WHAT THE TASK REQUIRES: Your answer must repeat all of the entries word for word, without any images.

[[ RAW DATA open ]]

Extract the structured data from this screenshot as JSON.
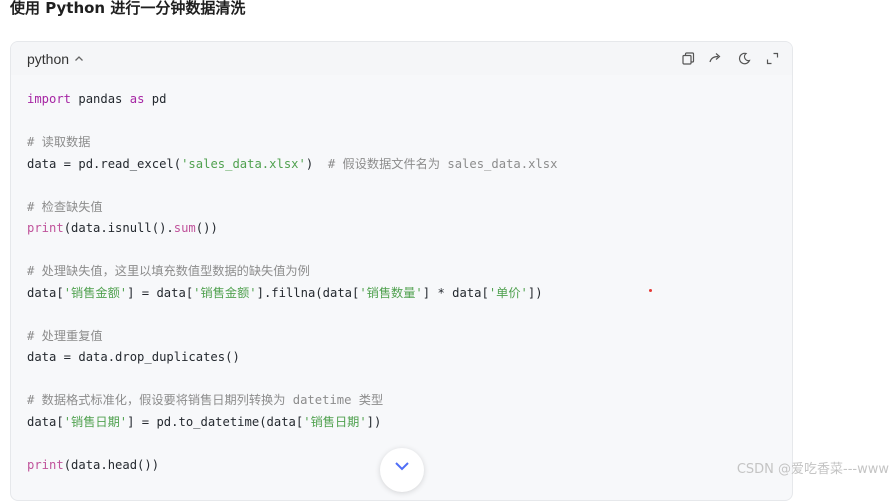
{
  "title": "使用 Python 进行一分钟数据清洗",
  "code_block": {
    "language": "python",
    "tools": [
      {
        "name": "copy-icon"
      },
      {
        "name": "share-icon"
      },
      {
        "name": "theme-icon"
      },
      {
        "name": "expand-icon"
      }
    ],
    "lines": [
      [
        {
          "t": "import",
          "c": "kw"
        },
        {
          "t": " pandas "
        },
        {
          "t": "as",
          "c": "kw"
        },
        {
          "t": " pd"
        }
      ],
      [],
      [
        {
          "t": "# 读取数据",
          "c": "cm"
        }
      ],
      [
        {
          "t": "data = pd.read_excel("
        },
        {
          "t": "'sales_data.xlsx'",
          "c": "str"
        },
        {
          "t": ")  "
        },
        {
          "t": "# 假设数据文件名为 sales_data.xlsx",
          "c": "cm"
        }
      ],
      [],
      [
        {
          "t": "# 检查缺失值",
          "c": "cm"
        }
      ],
      [
        {
          "t": "print",
          "c": "bi"
        },
        {
          "t": "(data.isnull()."
        },
        {
          "t": "sum",
          "c": "bi"
        },
        {
          "t": "())"
        }
      ],
      [],
      [
        {
          "t": "# 处理缺失值，这里以填充数值型数据的缺失值为例",
          "c": "cm"
        }
      ],
      [
        {
          "t": "data["
        },
        {
          "t": "'销售金额'",
          "c": "str"
        },
        {
          "t": "] = data["
        },
        {
          "t": "'销售金额'",
          "c": "str"
        },
        {
          "t": "].fillna(data["
        },
        {
          "t": "'销售数量'",
          "c": "str"
        },
        {
          "t": "] * data["
        },
        {
          "t": "'单价'",
          "c": "str"
        },
        {
          "t": "])"
        }
      ],
      [],
      [
        {
          "t": "# 处理重复值",
          "c": "cm"
        }
      ],
      [
        {
          "t": "data = data.drop_duplicates()"
        }
      ],
      [],
      [
        {
          "t": "# 数据格式标准化，假设要将销售日期列转换为 datetime 类型",
          "c": "cm"
        }
      ],
      [
        {
          "t": "data["
        },
        {
          "t": "'销售日期'",
          "c": "str"
        },
        {
          "t": "] = pd.to_datetime(data["
        },
        {
          "t": "'销售日期'",
          "c": "str"
        },
        {
          "t": "])"
        }
      ],
      [],
      [
        {
          "t": "print",
          "c": "bi"
        },
        {
          "t": "(data.head())"
        }
      ]
    ]
  },
  "watermark": "CSDN @爱吃香菜---www"
}
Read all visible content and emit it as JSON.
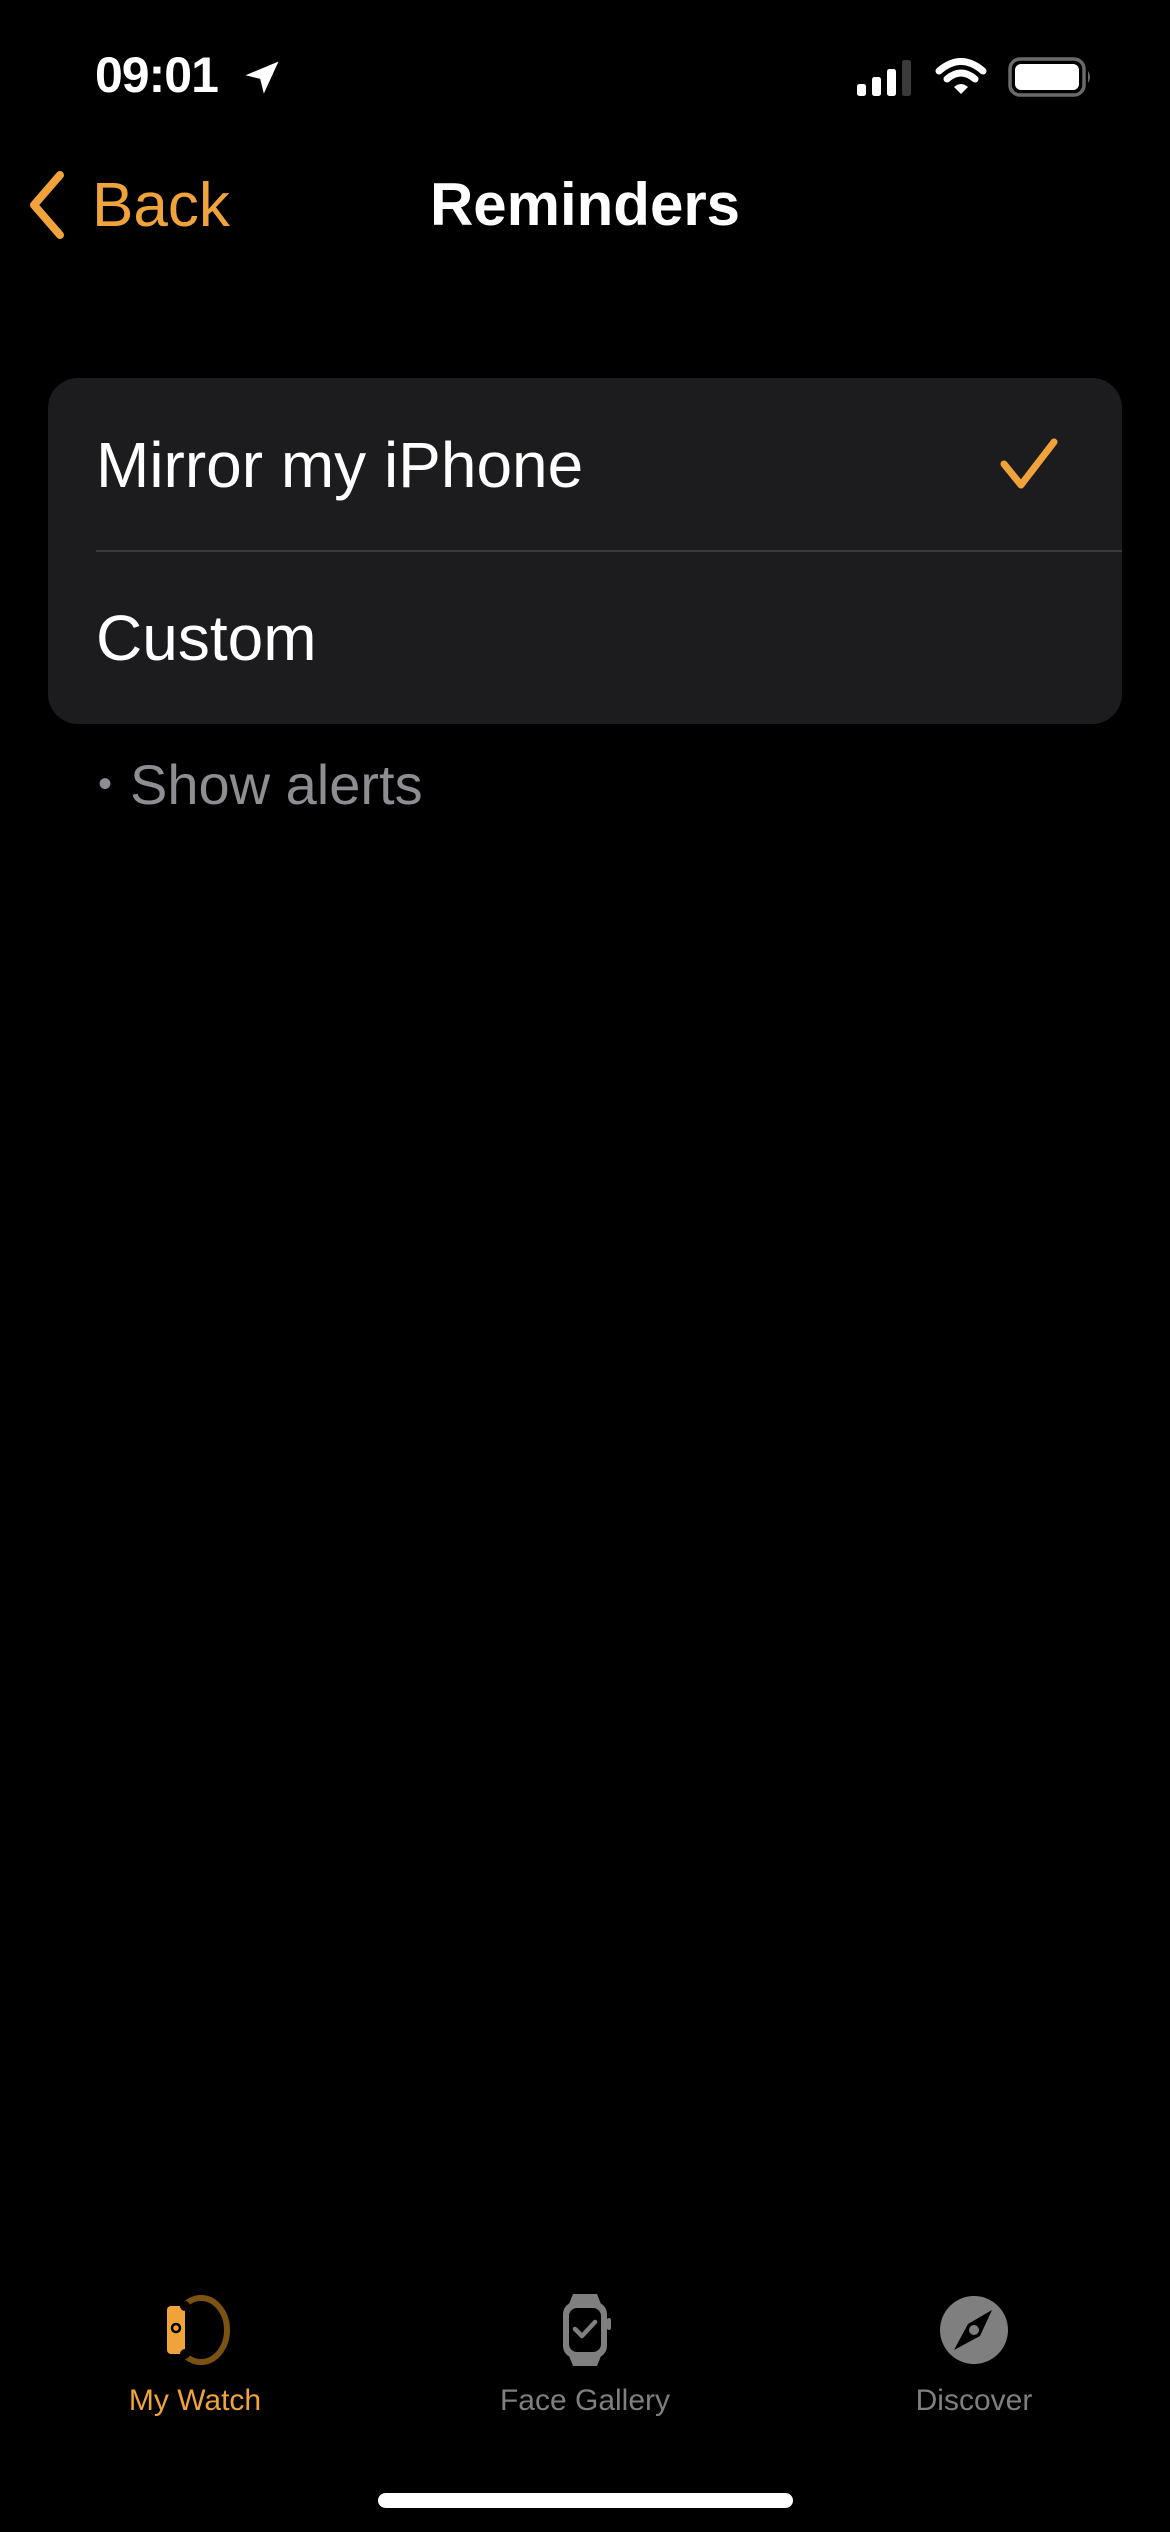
{
  "status_bar": {
    "time": "09:01",
    "icons": [
      "location-arrow-icon",
      "cellular-signal-icon",
      "wifi-icon",
      "battery-icon"
    ]
  },
  "nav": {
    "back_label": "Back",
    "title": "Reminders"
  },
  "options": [
    {
      "label": "Mirror my iPhone",
      "selected": true
    },
    {
      "label": "Custom",
      "selected": false
    }
  ],
  "footer_note": {
    "bullet": "•",
    "text": "Show alerts"
  },
  "tab_bar": {
    "items": [
      {
        "label": "My Watch",
        "icon": "watch-side-icon",
        "active": true
      },
      {
        "label": "Face Gallery",
        "icon": "watch-face-icon",
        "active": false
      },
      {
        "label": "Discover",
        "icon": "compass-icon",
        "active": false
      }
    ]
  },
  "colors": {
    "accent": "#f0a33b",
    "background": "#000000",
    "group_background": "#1c1c1e",
    "secondary_text": "#8d8d92",
    "inactive_tab": "#7f7f7f"
  }
}
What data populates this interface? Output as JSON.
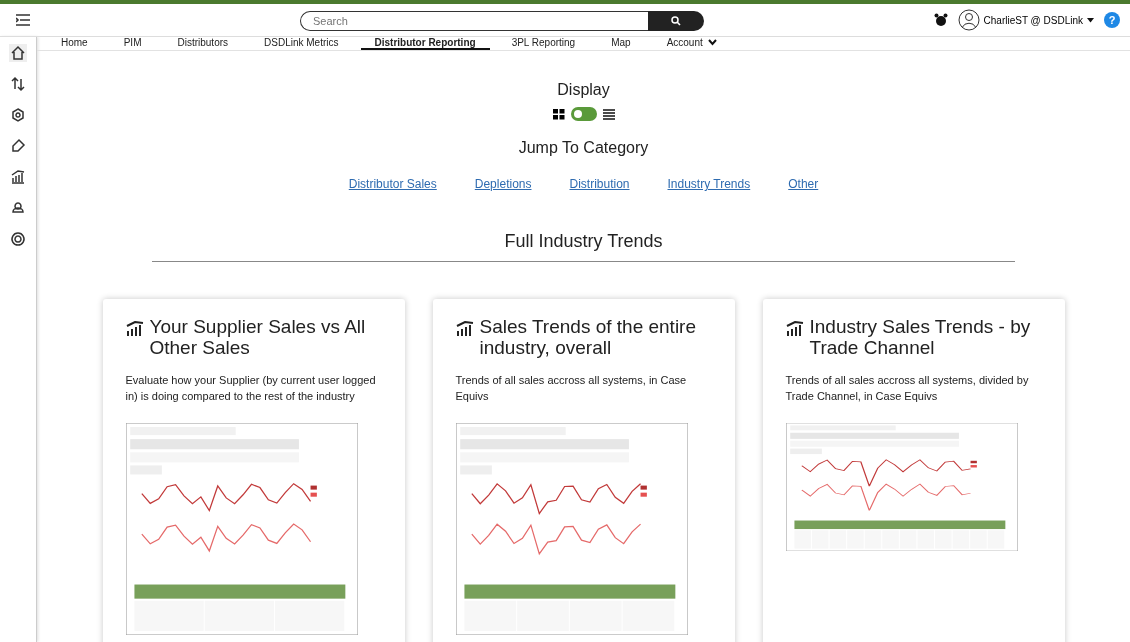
{
  "header": {
    "search": {
      "placeholder": "Search"
    },
    "user": "CharlieST @ DSDLink",
    "help": "?"
  },
  "sidebar": {
    "items": [
      {
        "selected": true
      },
      {
        "selected": false
      },
      {
        "selected": false
      },
      {
        "selected": false
      },
      {
        "selected": false
      },
      {
        "selected": false
      },
      {
        "selected": false
      }
    ]
  },
  "tabs": [
    {
      "label": "Home",
      "selected": false
    },
    {
      "label": "PIM",
      "selected": false
    },
    {
      "label": "Distributors",
      "selected": false
    },
    {
      "label": "DSDLink Metrics",
      "selected": false
    },
    {
      "label": "Distributor Reporting",
      "selected": true
    },
    {
      "label": "3PL Reporting",
      "selected": false
    },
    {
      "label": "Map",
      "selected": false
    },
    {
      "label": "Account",
      "selected": false,
      "dropdown": true
    }
  ],
  "display": {
    "title": "Display",
    "toggle": {
      "on": false
    }
  },
  "jump": {
    "title": "Jump To Category",
    "links": [
      "Distributor Sales",
      "Depletions",
      "Distribution",
      "Industry Trends",
      "Other"
    ]
  },
  "section": {
    "title": "Full Industry Trends"
  },
  "cards": [
    {
      "title": "Your Supplier Sales vs All Other Sales",
      "description": "Evaluate how your Supplier (by current user logged in) is doing compared to the rest of the industry"
    },
    {
      "title": "Sales Trends of the entire industry, overall",
      "description": "Trends of all sales accross all systems, in Case Equivs"
    },
    {
      "title": "Industry Sales Trends - by Trade Channel",
      "description": "Trends of all sales accross all systems, divided by Trade Channel, in Case Equivs"
    }
  ]
}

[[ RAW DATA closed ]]

EXERCISE RESPONSE:
Extract the structured data from this screenshot as JSON.
{
  "title": "使用 Python 进行一分钟数据清洗",
  "code_block": {
    "language": "python",
    "tools": [
      {
        "name": "copy-icon"
      },
      {
        "name": "share-icon"
      },
      {
        "name": "theme-icon"
      },
      {
        "name": "expand-icon"
      }
    ],
    "lines": [
      [
        {
          "t": "import",
          "c": "kw"
        },
        {
          "t": " pandas "
        },
        {
          "t": "as",
          "c": "kw"
        },
        {
          "t": " pd"
        }
      ],
      [],
      [
        {
          "t": "# 读取数据",
          "c": "cm"
        }
      ],
      [
        {
          "t": "data = pd.read_excel("
        },
        {
          "t": "'sales_data.xlsx'",
          "c": "str"
        },
        {
          "t": ")  "
        },
        {
          "t": "# 假设数据文件名为 sales_data.xlsx",
          "c": "cm"
        }
      ],
      [],
      [
        {
          "t": "# 检查缺失值",
          "c": "cm"
        }
      ],
      [
        {
          "t": "print",
          "c": "bi"
        },
        {
          "t": "(data.isnull()."
        },
        {
          "t": "sum",
          "c": "bi"
        },
        {
          "t": "())"
        }
      ],
      [],
      [
        {
          "t": "# 处理缺失值，这里以填充数值型数据的缺失值为例",
          "c": "cm"
        }
      ],
      [
        {
          "t": "data["
        },
        {
          "t": "'销售金额'",
          "c": "str"
        },
        {
          "t": "] = data["
        },
        {
          "t": "'销售金额'",
          "c": "str"
        },
        {
          "t": "].fillna(data["
        },
        {
          "t": "'销售数量'",
          "c": "str"
        },
        {
          "t": "] * data["
        },
        {
          "t": "'单价'",
          "c": "str"
        },
        {
          "t": "])"
        }
      ],
      [],
      [
        {
          "t": "# 处理重复值",
          "c": "cm"
        }
      ],
      [
        {
          "t": "data = data.drop_duplicates()"
        }
      ],
      [],
      [
        {
          "t": "# 数据格式标准化，假设要将销售日期列转换为 datetime 类型",
          "c": "cm"
        }
      ],
      [
        {
          "t": "data["
        },
        {
          "t": "'销售日期'",
          "c": "str"
        },
        {
          "t": "] = pd.to_datetime(data["
        },
        {
          "t": "'销售日期'",
          "c": "str"
        },
        {
          "t": "])"
        }
      ],
      [],
      [
        {
          "t": "print",
          "c": "bi"
        },
        {
          "t": "(data.head())"
        }
      ]
    ]
  },
  "watermark": "CSDN @爱吃香菜---www"
}
Read all visible content and emit it as JSON.
{
  "status_bar": {
    "time": "09:01",
    "icons": [
      "location-arrow-icon",
      "cellular-signal-icon",
      "wifi-icon",
      "battery-icon"
    ]
  },
  "nav": {
    "back_label": "Back",
    "title": "Reminders"
  },
  "options": [
    {
      "label": "Mirror my iPhone",
      "selected": true
    },
    {
      "label": "Custom",
      "selected": false
    }
  ],
  "footer_note": {
    "bullet": "•",
    "text": "Show alerts"
  },
  "tab_bar": {
    "items": [
      {
        "label": "My Watch",
        "icon": "watch-side-icon",
        "active": true
      },
      {
        "label": "Face Gallery",
        "icon": "watch-face-icon",
        "active": false
      },
      {
        "label": "Discover",
        "icon": "compass-icon",
        "active": false
      }
    ]
  },
  "colors": {
    "accent": "#f0a33b",
    "background": "#000000",
    "group_background": "#1c1c1e",
    "secondary_text": "#8d8d92",
    "inactive_tab": "#7f7f7f"
  }
}
What data populates this interface? Output as JSON.
{
  "header": {
    "search": {
      "placeholder": "Search"
    },
    "user": "CharlieST @ DSDLink",
    "help": "?"
  },
  "sidebar": {
    "items": [
      {
        "selected": true
      },
      {
        "selected": false
      },
      {
        "selected": false
      },
      {
        "selected": false
      },
      {
        "selected": false
      },
      {
        "selected": false
      },
      {
        "selected": false
      }
    ]
  },
  "tabs": [
    {
      "label": "Home",
      "selected": false
    },
    {
      "label": "PIM",
      "selected": false
    },
    {
      "label": "Distributors",
      "selected": false
    },
    {
      "label": "DSDLink Metrics",
      "selected": false
    },
    {
      "label": "Distributor Reporting",
      "selected": true
    },
    {
      "label": "3PL Reporting",
      "selected": false
    },
    {
      "label": "Map",
      "selected": false
    },
    {
      "label": "Account",
      "selected": false,
      "dropdown": true
    }
  ],
  "display": {
    "title": "Display",
    "toggle": {
      "on": false
    }
  },
  "jump": {
    "title": "Jump To Category",
    "links": [
      "Distributor Sales",
      "Depletions",
      "Distribution",
      "Industry Trends",
      "Other"
    ]
  },
  "section": {
    "title": "Full Industry Trends"
  },
  "cards": [
    {
      "title": "Your Supplier Sales vs All Other Sales",
      "description": "Evaluate how your Supplier (by current user logged in) is doing compared to the rest of the industry"
    },
    {
      "title": "Sales Trends of the entire industry, overall",
      "description": "Trends of all sales accross all systems, in Case Equivs"
    },
    {
      "title": "Industry Sales Trends - by Trade Channel",
      "description": "Trends of all sales accross all systems, divided by Trade Channel, in Case Equivs"
    }
  ]
}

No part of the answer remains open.